In week 7’s journal entry, I shared the evolution of design tools and workflow, which I have experienced throughout my journey to a UX designer. After watching the presentation by Professor Heidi Ellis, I wanted to research some open-source projects related to UX designs.
There are now tools to help designers and other team members to collaborate quickly. However, I felt designers are often not actively engaged in platforms like GitHub for open-source projects.
Perhaps those platforms are traditionally known for sharing a piece of code for the community?
Perhaps UX designers are often visually driven (i.e., more focus on the UI design part in the UX spectrum), and front-end developers usually do the coding of the UI designs so that the designers lose some sense of ownership?
I wanted to use this week’s journal to explore different open-source projects relevant to UX designers and use my experience with the Socious as an example of what challenges designers might be facing when it comes to open-source contributions.
My first and biggest question – Where to start?
- Simply signing up to GitHub did not land me to anything handy. I could only start a project or browse around for available projects.
- I eventually found https://opensourcedesign.net and https://www.fossjobs.net, which are job board-like communities to hire designers for open-source projects. The form of the commission includes paid or gratis. However, the list of available projects seems to be limited. For over 200 million active repositories on GitHub, those two websites only represented a fraction of available UX/UI jobs.

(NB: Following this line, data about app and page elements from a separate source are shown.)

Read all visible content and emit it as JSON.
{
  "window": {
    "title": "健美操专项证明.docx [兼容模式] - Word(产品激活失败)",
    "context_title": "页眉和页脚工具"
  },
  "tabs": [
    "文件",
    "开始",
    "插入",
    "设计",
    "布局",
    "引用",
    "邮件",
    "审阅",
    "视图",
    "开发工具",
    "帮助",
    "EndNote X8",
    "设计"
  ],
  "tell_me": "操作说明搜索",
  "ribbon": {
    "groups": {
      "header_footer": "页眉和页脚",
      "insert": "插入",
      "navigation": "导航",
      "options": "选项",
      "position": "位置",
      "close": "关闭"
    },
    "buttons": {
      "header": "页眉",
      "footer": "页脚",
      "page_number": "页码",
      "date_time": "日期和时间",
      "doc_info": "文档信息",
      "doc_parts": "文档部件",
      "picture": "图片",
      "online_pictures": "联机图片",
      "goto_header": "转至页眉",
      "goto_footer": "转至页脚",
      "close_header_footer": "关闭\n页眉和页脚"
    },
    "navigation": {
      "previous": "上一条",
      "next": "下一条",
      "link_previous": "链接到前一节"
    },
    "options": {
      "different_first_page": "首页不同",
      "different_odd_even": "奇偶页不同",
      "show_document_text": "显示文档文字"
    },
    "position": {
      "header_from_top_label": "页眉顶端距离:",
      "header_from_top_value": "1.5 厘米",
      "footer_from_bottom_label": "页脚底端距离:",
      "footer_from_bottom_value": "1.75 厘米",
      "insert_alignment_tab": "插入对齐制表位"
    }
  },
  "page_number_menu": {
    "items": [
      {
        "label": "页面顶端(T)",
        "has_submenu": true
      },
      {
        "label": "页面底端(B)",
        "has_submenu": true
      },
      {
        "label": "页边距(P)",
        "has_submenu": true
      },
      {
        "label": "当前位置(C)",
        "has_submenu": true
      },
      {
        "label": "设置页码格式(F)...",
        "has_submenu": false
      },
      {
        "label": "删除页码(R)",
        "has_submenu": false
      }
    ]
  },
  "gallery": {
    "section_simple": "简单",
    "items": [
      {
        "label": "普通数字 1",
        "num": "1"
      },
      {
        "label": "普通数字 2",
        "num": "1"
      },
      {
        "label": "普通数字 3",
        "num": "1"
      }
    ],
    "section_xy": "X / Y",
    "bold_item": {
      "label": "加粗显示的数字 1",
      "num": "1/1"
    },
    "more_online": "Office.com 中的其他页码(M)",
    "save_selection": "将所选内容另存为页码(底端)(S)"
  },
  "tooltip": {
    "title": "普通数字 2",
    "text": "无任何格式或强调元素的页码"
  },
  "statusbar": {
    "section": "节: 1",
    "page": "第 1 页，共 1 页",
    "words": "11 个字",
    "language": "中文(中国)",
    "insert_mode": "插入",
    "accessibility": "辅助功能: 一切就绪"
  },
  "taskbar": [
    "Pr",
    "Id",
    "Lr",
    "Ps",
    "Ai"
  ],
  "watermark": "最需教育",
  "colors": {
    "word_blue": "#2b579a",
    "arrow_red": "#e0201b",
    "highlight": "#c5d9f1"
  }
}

- Although not an open-source project, my contribution to the Socious app involves my commitment to follow through with the product roadmap to generate new ideas and the next steps for the overall project. How I got in touch with the founder was through LinkedIn. We chatted and shared our passion for creating a marketplace where we can connect people to different social impact projects. Since then, I have actively met with the founder and another designer and provided design solutions for continuous improvement.
That led to the second question – How to contribute?
- Looking at opensourcedesign.net and FossJobs, you could see the different types of design support needed, from full-time UX manager to free-of-charge UX Design Lead or simple logo/assets design. These require different levels of commitment to the project.
- For GitHub, you could easily browse around and contribute to some projects by providing visual assets. However, contributing “UX” requires total commitment to understanding the core problem the project is trying to solve and integrating deeply into the product development lifecycle.
Lastly, can it still be done?
- During my research on the topic, I came across Mozilla Foundation and its contributors, Mozilla Corporation. The non-profit organizations built and maintained one of the most used browsers, Firefox.
- Firefox is an open-source browser that welcomes both technical and non-technical contributions. They have a detailed wiki to help people get started. You can contribute to code, documentation, design, localization, and user support.
- They also organize several specialists and funding programs like tech events for technical advocates and educators, fellowships for web activists, open-source researchers and scientists, Mozilla’s Open Source Support Awards to provide catalytic funding to open source technologists, and various student internships/events/boot camps to help grow the next generation open-source community.
- They organized the Mozilla Open Design Repo on GitHub to make it easier for designers to contribute. It seems a good starting point for non-technical and designers to find open tickets and submit their contributions. Although still far from ideal for non-technical contribution.
In conclusion, UX designers don’t need to code to contribute to the open-source community. It’s more important to understand the technology you are crafting the experience for the users. However, the way of contributing still poses some barriers. For example, how do you share a design doc effectively on those platforms? How do you contribute or build on the existing products and get your solution built? I hope there will be a better way for designers to contribute one day.
 learn.falmouth.ac.uk. 2021. Week 9: Heidi Ellis on Open Source Communities. [online] Available at: <https://learn.falmouth.ac.uk/courses/240/pages/week-9-heidi-ellis-on-open-source-communities?module_item_id=9200> [Accessed 21 November 2021].
 GitHub. n.d. Build software better, together. [online] Available at: <https://github.com/about> [Accessed 22 November 2021].
 en.wikipedia.org. n.d. Firefox – Wikipedia. [online] Available at: <https://en.wikipedia.org/wiki/Firefox> [Accessed 22 November 2021].
 wiki.mozilla.org. n.d. MozillaWiki. [online] Available at: <https://wiki.mozilla.org/Main_Page> [Accessed 22 November 2021].
 wiki.mozilla.org. n.d. Contribute – MozillaWiki. [online] Available at: <https://wiki.mozilla.org/Contribute> [Accessed 22 November 2021].